Given information Start Marker
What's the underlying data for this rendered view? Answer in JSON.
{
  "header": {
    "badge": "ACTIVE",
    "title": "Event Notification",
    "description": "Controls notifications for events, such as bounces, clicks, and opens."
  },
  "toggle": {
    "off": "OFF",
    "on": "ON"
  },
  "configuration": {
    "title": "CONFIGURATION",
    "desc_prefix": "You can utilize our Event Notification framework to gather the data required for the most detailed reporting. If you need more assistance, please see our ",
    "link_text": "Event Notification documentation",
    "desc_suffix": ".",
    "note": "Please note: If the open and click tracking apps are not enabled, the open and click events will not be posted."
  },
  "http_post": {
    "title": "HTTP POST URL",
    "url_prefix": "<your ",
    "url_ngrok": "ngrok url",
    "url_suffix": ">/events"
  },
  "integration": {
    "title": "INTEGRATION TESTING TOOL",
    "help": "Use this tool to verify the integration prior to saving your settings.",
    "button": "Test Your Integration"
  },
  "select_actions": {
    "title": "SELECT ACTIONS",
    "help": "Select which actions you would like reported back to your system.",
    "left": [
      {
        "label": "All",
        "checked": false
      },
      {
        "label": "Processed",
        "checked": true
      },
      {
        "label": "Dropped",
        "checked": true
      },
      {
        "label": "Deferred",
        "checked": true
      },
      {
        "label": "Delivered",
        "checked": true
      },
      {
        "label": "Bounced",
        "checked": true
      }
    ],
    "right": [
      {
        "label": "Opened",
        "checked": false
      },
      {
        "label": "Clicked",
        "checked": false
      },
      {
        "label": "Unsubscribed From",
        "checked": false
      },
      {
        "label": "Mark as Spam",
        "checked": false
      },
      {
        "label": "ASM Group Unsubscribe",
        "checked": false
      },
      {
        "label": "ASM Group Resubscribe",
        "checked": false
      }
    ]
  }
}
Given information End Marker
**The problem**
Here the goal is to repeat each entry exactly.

**Answer to this exercise**
What's the underlying data for this rendered view? Answer in JSON.
{
  "header": {
    "badge": "ACTIVE",
    "title": "Event Notification",
    "description": "Controls notifications for events, such as bounces, clicks, and opens."
  },
  "toggle": {
    "off": "OFF",
    "on": "ON"
  },
  "configuration": {
    "title": "CONFIGURATION",
    "desc_prefix": "You can utilize our Event Notification framework to gather the data required for the most detailed reporting. If you need more assistance, please see our ",
    "link_text": "Event Notification documentation",
    "desc_suffix": ".",
    "note": "Please note: If the open and click tracking apps are not enabled, the open and click events will not be posted."
  },
  "http_post": {
    "title": "HTTP POST URL",
    "url_prefix": "<your ",
    "url_ngrok": "ngrok url",
    "url_suffix": ">/events"
  },
  "integration": {
    "title": "INTEGRATION TESTING TOOL",
    "help": "Use this tool to verify the integration prior to saving your settings.",
    "button": "Test Your Integration"
  },
  "select_actions": {
    "title": "SELECT ACTIONS",
    "help": "Select which actions you would like reported back to your system.",
    "left": [
      {
        "label": "All",
        "checked": false
      },
      {
        "label": "Processed",
        "checked": true
      },
      {
        "label": "Dropped",
        "checked": true
      },
      {
        "label": "Deferred",
        "checked": true
      },
      {
        "label": "Delivered",
        "checked": true
      },
      {
        "label": "Bounced",
        "checked": true
      }
    ],
    "right": [
      {
        "label": "Opened",
        "checked": false
      },
      {
        "label": "Clicked",
        "checked": false
      },
      {
        "label": "Unsubscribed From",
        "checked": false
      },
      {
        "label": "Mark as Spam",
        "checked": false
      },
      {
        "label": "ASM Group Unsubscribe",
        "checked": false
      },
      {
        "label": "ASM Group Resubscribe",
        "checked": false
      }
    ]
  }
}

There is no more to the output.